Recommendation systems are a well established area where it's probably better to buy than build. Similar things exist around checkout cart abandonmen, customer insights, and promotions of all types. There's a whole bunch of stuff like this we can use and the determination of build vs buy comes down to the use and value of data and how well that matches to the pieces we consider our special sauce.
What is less obvious is some of the automation options. We built a tool that helps brand managers automate ads with GPT3. The tools suggests advertisements, then can place them, monitor them, and allocate spend all with machine learning. Yes we could buy something like that, as there are some cool companies doing it, but I think we benefit more and write better ads when we can feed it more internal data, and I think we can push that technology forward faster than an independent company can.
And there also things I haven't seen anyone try - like market positioning using word vectors. Can you figure out the gap in the market using NLP and suggest value propositions and wording that will cater to a segment of the market not being serviced very well? Can you monitor shifting market attitudes and stay ahead of them?
There are plenty of automated things around customer support, inventory, and supply chain. These are areas we won't build our own stuff initially but, as time progresses, it might make more sense to at scale, and as our ML capabilities improve.
The one area we will most stay away from that has high AI/ML potential is shipping/logisitics. The physical nature of this makes it so hard to do well until you have decent scale that we just aren't going to address it for quite some time.
The financial piece of this is probably where AI will impact it the least. Raising a little equity and using mostly debt for the acquisitions is well understood, and AI isn't going to do much there. Probably the best financial application of AI will be helping us figure out the growth potential and thus the price we can pay. But this is still an exciting thing to pay attention to because I think you will see many more acquisition-focused AI startups. Buying into something gives you data and workflows to start applying ML to, instead of having to build up something from scratch. What we are doing in ecommerce with Dianthus, that makes a lot of VCs scratch their heads and say it doesn't look like VC, will be a best practice for certain types of AI ideas in a few years.
The benefit though is that we can still be very innovative, but scale faster by acquiring EBITDA, and staying cash flow positive the whole time.

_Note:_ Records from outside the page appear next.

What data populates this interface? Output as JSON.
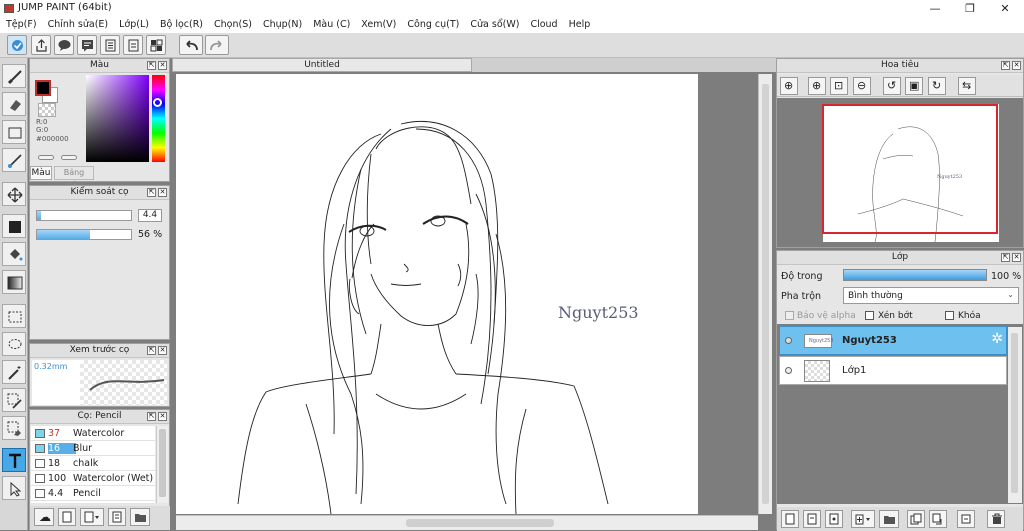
{
  "window": {
    "title": "JUMP PAINT (64bit)",
    "min": "—",
    "max": "❐",
    "close": "✕"
  },
  "menu": [
    "Tệp(F)",
    "Chỉnh sửa(E)",
    "Lớp(L)",
    "Bộ lọc(R)",
    "Chọn(S)",
    "Chụp(N)",
    "Màu (C)",
    "Xem(V)",
    "Công cụ(T)",
    "Cửa sổ(W)",
    "Cloud",
    "Help"
  ],
  "color_panel": {
    "title": "Màu",
    "r": "R:0",
    "g": "G:0",
    "hex": "#000000",
    "tab_color": "Màu",
    "tab_palette": "Bảng màu",
    "foreground": "#000000",
    "background": "#ffffff"
  },
  "brush_control": {
    "title": "Kiểm soát cọ",
    "size_value": "4.4",
    "opacity_value": "56 %",
    "opacity": 0.56,
    "size_fraction": 0.04
  },
  "brush_preview": {
    "title": "Xem trước cọ",
    "size_label": "0.32mm"
  },
  "brush_list": {
    "title": "Cọ: Pencil",
    "items": [
      {
        "size": "37",
        "name": "Watercolor",
        "color": "#7fd3e8",
        "selected": false
      },
      {
        "size": "16",
        "name": "Blur",
        "color": "#e86fc1",
        "selected": false
      },
      {
        "size": "18",
        "name": "chalk",
        "color": "#e8d21b",
        "selected": false
      },
      {
        "size": "100",
        "name": "Watercolor (Wet)",
        "color": "#7fd3e8",
        "selected": false
      },
      {
        "size": "4.4",
        "name": "Pencil",
        "color": "#222222",
        "selected": true
      }
    ]
  },
  "document": {
    "tab": "Untitled",
    "signature": "Nguyt253"
  },
  "navigator": {
    "title": "Hoa tiêu"
  },
  "layers": {
    "title": "Lớp",
    "opacity_label": "Độ trong",
    "opacity_value": "100 %",
    "opacity": 1.0,
    "blend_label": "Pha trộn",
    "blend_value": "Bình thường",
    "alpha_lock": "Bảo vệ alpha",
    "clip": "Xén bớt",
    "lock": "Khóa",
    "items": [
      {
        "name": "Nguyt253",
        "selected": true
      },
      {
        "name": "Lớp1",
        "selected": false
      }
    ]
  }
}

What about the non-AI pieces?
For all I've said about AI, my favorite thing about this model is, it can all be successful without AI. Just buying and growing businesses by being smart, even if you apply zero AI, can be a good model. If we have AI that works well and juices all those returns, that's what can turn a good business model into a great one.
Despite being an AI-first company, we've actually started with a team of people who have deep ecommerce expertise. My role as CTO is understanding what they do, and AI-fiying it. The industry expertise is just as important as the AI expertise in a company like this.
And of course there are obviously a whole bunch of areas to avoid, like products with unusual supply chains or other issues that require ecommerce expertise that is unique but can't benefit much from AI.
So in summary, I think machine learning models can have the most impact in ecommerce when the full data stack is owned by a single company and the tool is built for that data stack. And then acquiring companies which fit that data stack will allow us to capture the maximum amount of value. If you want to be part of something like this - we are hiring! And if you run a Shopify store and would like to consider Dianthus as a good home, we would love to chat with you.
Thanks for reading.